Nearly all newspapers, television and radio stations in Venezuela are in the hands of people opposed to President Hugo Chavez’s government, providing an endless stream of articles and programs criticizing the administration. This opposition media played an important role in the coup against Chavez in April of 2002 and failed to report on the national uprising in Chavez’s favor during the coup. Community radios were one of the few media reporting on the reality of the coup’s events as they transpired.
Merida, a city of around one million people in mountainous, western Venezuela is a host to five community radio stations, most of which have sprung up since Chavez came into office in 1998. Under previous administrations, clandestine radio stations went on air illegally, and were often shut down by the government. Yet under Chavez, a community media movement has thrived. As of May 2004, the National Association of Free, Community and Alternative Media in Venezuela, (ANMCLA) operated as the umbrella organization to some 180 community media outlets, including community newspapers, radios and televisions. Often, around 25 percent of the radios’ financial support comes from the government and after filling out the necessary paperwork, virtually anyone can start up their own radio.
“There was no money at the beginning,” said William Barillas, a broadcaster at Radio Horizonte in Merida. “In 2001, we started with a transmitter that was lent to us by some friends.”
Barrilas said previous governments “did not allow access (to many radio stations) to go on the air. They just allowed commercial radio because they want the public to remain ignorant.”
“Community radio extends democracy,” Barillas added. “With our radio now, whatever problems or issues that arise in the community, anybody can talk about it. Other commercial radios do not care about teaching people anything. They just promote violence and advertisements.”

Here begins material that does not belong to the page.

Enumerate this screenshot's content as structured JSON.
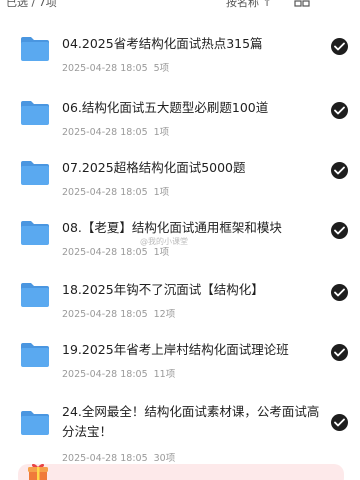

Radio Horizonte is located in what used to be a fire department building in the center of a poor neighborhood called Campo de Oro. Like most poor neighborhoods in Merida, Campo de Oro is made up of small, brick houses with tin roofs. Besides the radio station, the old fire house is home to a cultural center, theater, and offices where free dental and medical services are provided. Throughout each day, music and voices from the radio station echo across the plaza in front of the building.

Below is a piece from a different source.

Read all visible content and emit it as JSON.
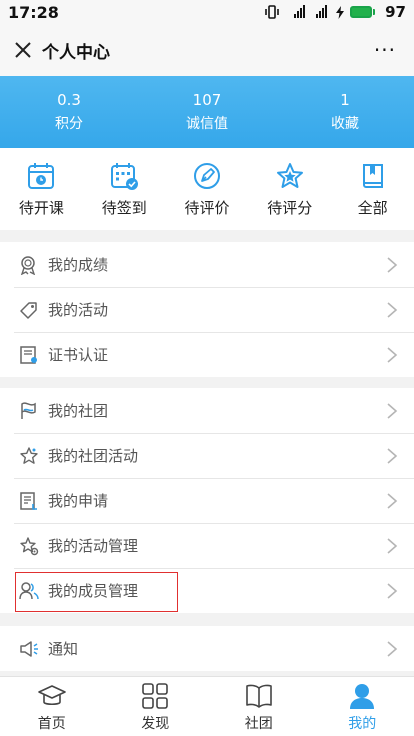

Like most community radios in Venezuela, Horizonte is organized so that each member of the radio station has a say in how it is run. “When there is a big issue that comes up, everyone gets together to talk about what needs to be done,” said Barillas.
Some of Radio Horizonte’s programs include meditation, sports, health, tourism, local history and stories for children. “If someone wants to start a program, all they have to do is show up and talk with the coordinators about their idea,” Barillas said.
“We want to spread culture with this radio,” Barillas continued. “We play our own music from Venezuela, not just popular mainstream music all the time. In the future, we want to include even more voices from the community and become independent from the government and financially self-sufficient.” Radio Horizante, like many other community radios in Venezuela, receives roughly 25 percent of their financial support from the government.
Out of the five community radio broadcasters I spoke with, all of them were left-leaning and supportive of Chavez, and each were adamant that they can freely criticize the government without fear of losing funding.
A media law – called the Law for Responsibility in Radio and Television—that took effect in January has been criticized by media executives as a tool to punish media outlets and others who criticize the government. However, this law, like many media laws in other countries, regulates when violent and sexual content can be aired, seeks to prevent slander and aims to secure space for independent media. In 1999, the Chavez government legalized numerous radios which had previously been illegally “pirating” air time and guaranteed access to community media as a constitutional right.
Radio Zamorana was operating clandestinely until 2003, when it obtained a license to operate. They first used pirate radio with a homemade transmitter. “We went on air without permission,” Jorge Luis Hernandez, the general coordinator of the radio.
Zamorana is located in the center of Merida in a cultural center which has rooms for dance classes, art exhibits, a book store and library. The radio is regularly full of people coming and going, planning their programs, organizing disks and drinking coffee. Students from the city’s university help out with the radio’s technical work. The radio has programs on political opinion, local music and history, accident prevention, Venezuelan literature and regional geology.
“In order to start a new program, the person has to write a letter and explain their ideas and objectives for the project,” said Hernandez. “Our radio has a horizontal coordination. Everyone has the same power.
Many people in the neighborhood have come in to be a part of the radio, Hernandez said. “This is the voice of the voiceless, our door is always open.”